REQUIRED WORK ::
Retrieve each line that contains the word "name" from the entries below.

PROVIDED RECORDS ::
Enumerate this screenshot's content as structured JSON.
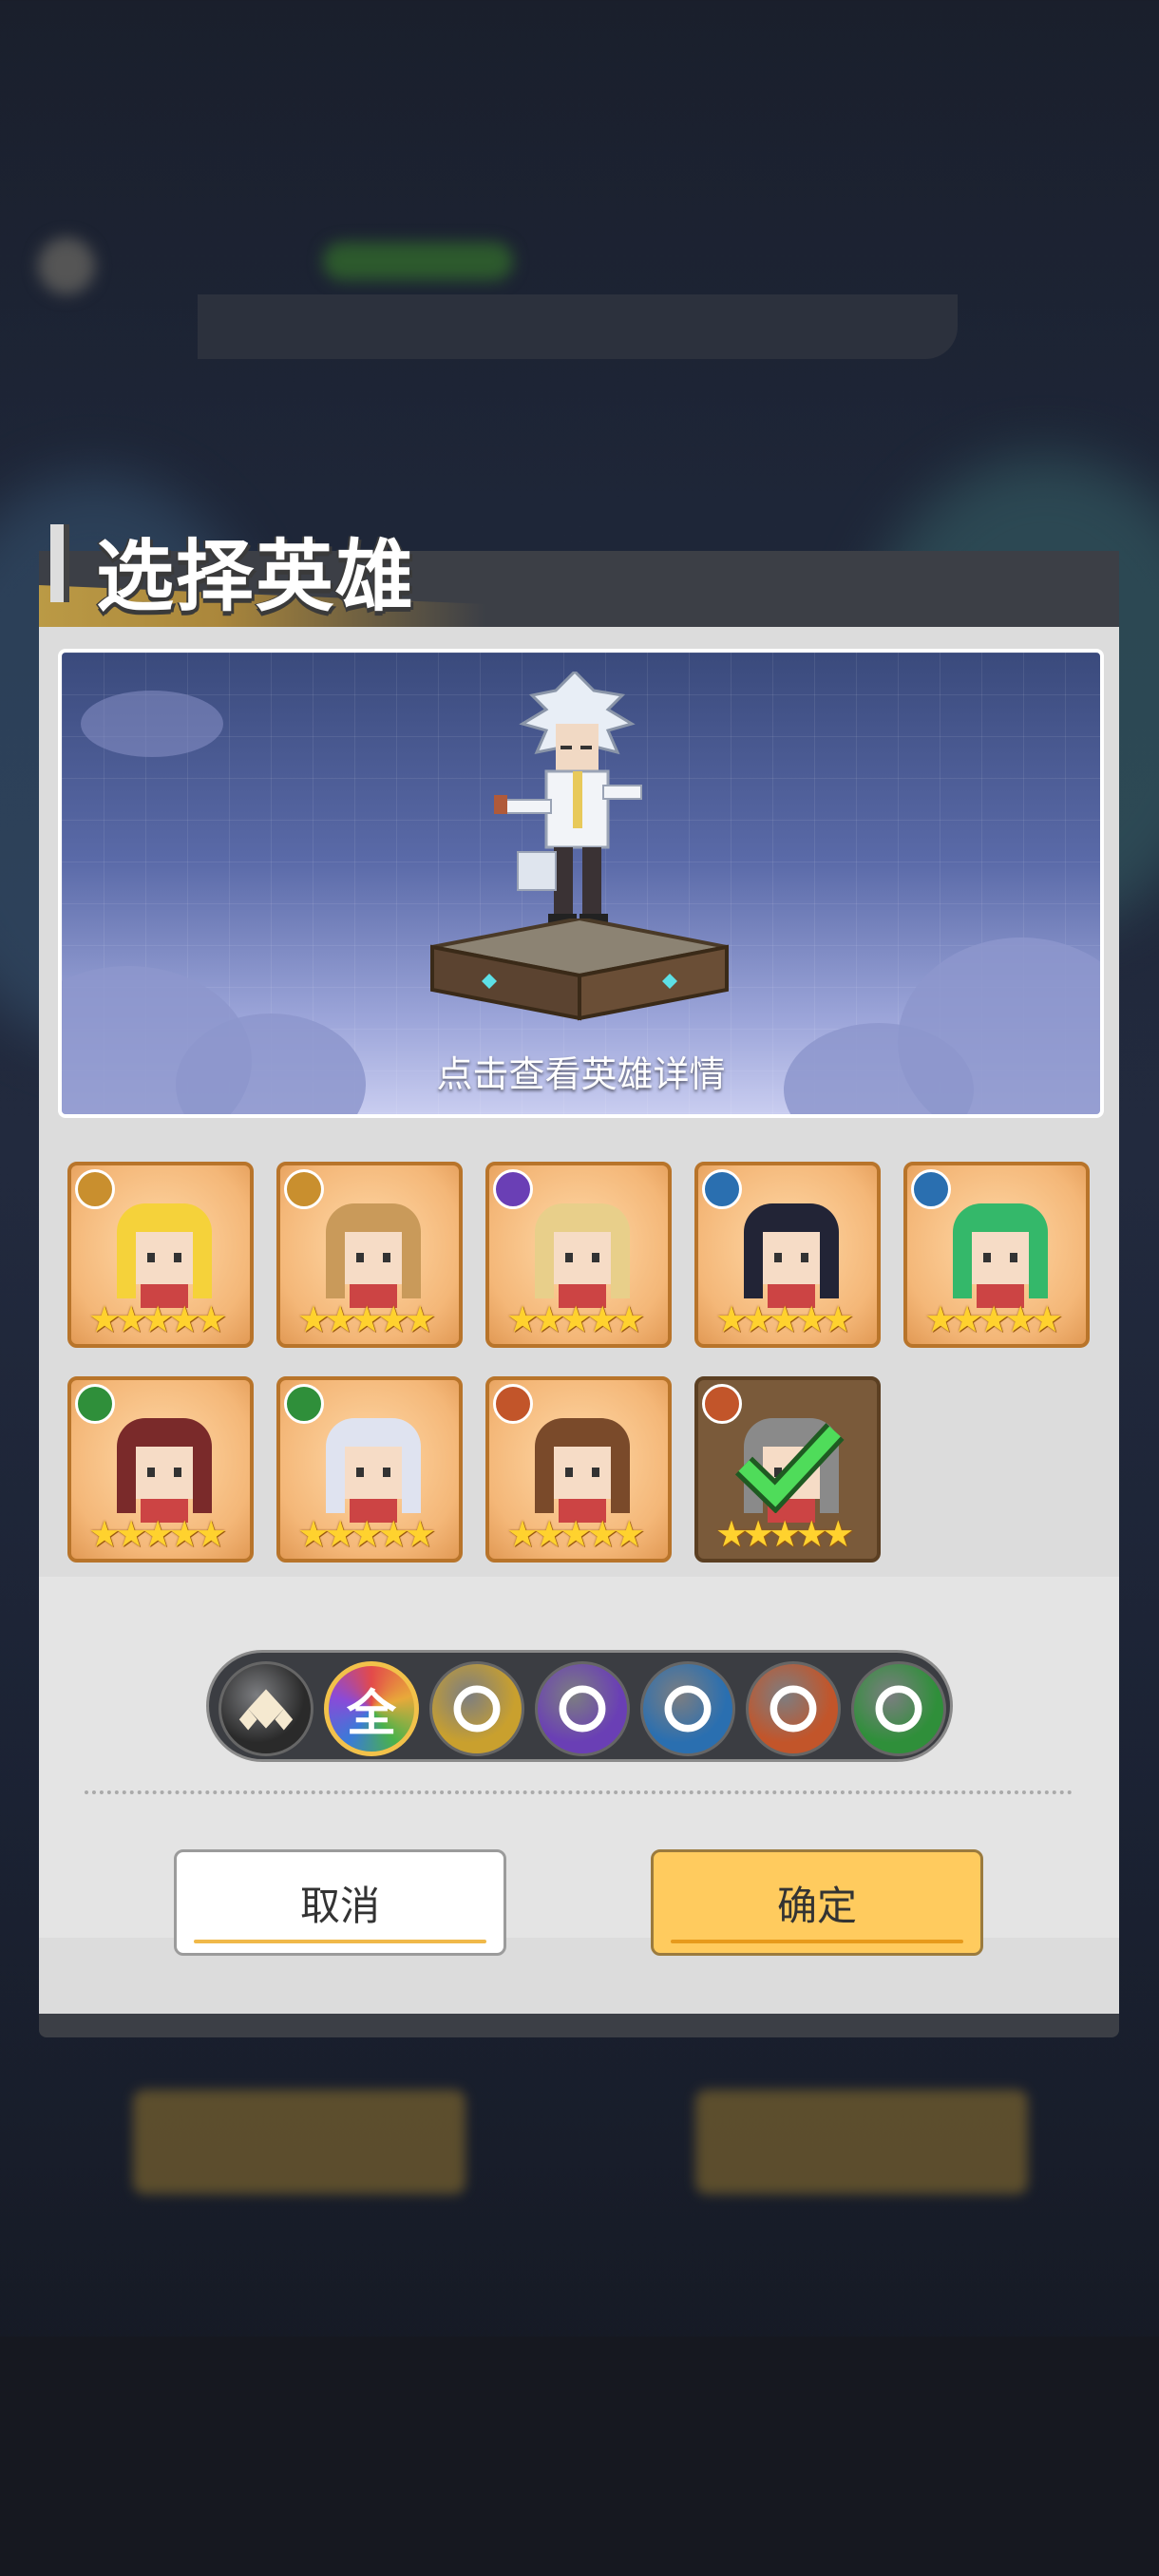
{
  "dialog": {
    "title": "选择英雄",
    "preview_tip": "点击查看英雄详情",
    "cancel_label": "取消",
    "confirm_label": "确定"
  },
  "heroes": [
    {
      "element": "lotus-icon",
      "element_color": "#c98f2e",
      "stars": "★★★★★",
      "hair": "#f5d23a",
      "selected": false
    },
    {
      "element": "lotus-icon",
      "element_color": "#c98f2e",
      "stars": "★★★★★",
      "hair": "#c99a5a",
      "selected": false
    },
    {
      "element": "flame-icon",
      "element_color": "#6a3fb5",
      "stars": "★★★★★",
      "hair": "#e8cf8a",
      "selected": false
    },
    {
      "element": "yin-yang-icon",
      "element_color": "#2a6fb0",
      "stars": "★★★★★",
      "hair": "#222436",
      "selected": false
    },
    {
      "element": "yin-yang-icon",
      "element_color": "#2a6fb0",
      "stars": "★★★★★",
      "hair": "#34b86a",
      "selected": false
    },
    {
      "element": "dna-icon",
      "element_color": "#2f8f3a",
      "stars": "★★★★★",
      "hair": "#7a2a2a",
      "selected": false
    },
    {
      "element": "dna-icon",
      "element_color": "#2f8f3a",
      "stars": "★★★★★",
      "hair": "#dfe3f0",
      "selected": false
    },
    {
      "element": "meditate-icon",
      "element_color": "#c2552a",
      "stars": "★★★★★",
      "hair": "#7a4a2a",
      "selected": false
    },
    {
      "element": "meditate-icon",
      "element_color": "#c2552a",
      "stars": "★★★★★",
      "hair": "#8a8a8a",
      "selected": true
    }
  ],
  "filters": [
    {
      "name": "type-filter-icon",
      "label": "",
      "color": "#2a2a2a"
    },
    {
      "name": "all-filter",
      "label": "全",
      "color": "#d98a2e"
    },
    {
      "name": "lotus-icon",
      "label": "",
      "color": "#c9a02e"
    },
    {
      "name": "flame-icon",
      "label": "",
      "color": "#6a3fb5"
    },
    {
      "name": "yin-yang-icon",
      "label": "",
      "color": "#2a6fb0"
    },
    {
      "name": "meditate-icon",
      "label": "",
      "color": "#c2552a"
    },
    {
      "name": "dna-icon",
      "label": "",
      "color": "#2f8f3a"
    }
  ]
}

SOLUTION BELOW ::
      "name": "type-filter-icon",
      "name": "all-filter",
      "name": "lotus-icon",
      "name": "flame-icon",
      "name": "yin-yang-icon",
      "name": "meditate-icon",
      "name": "dna-icon",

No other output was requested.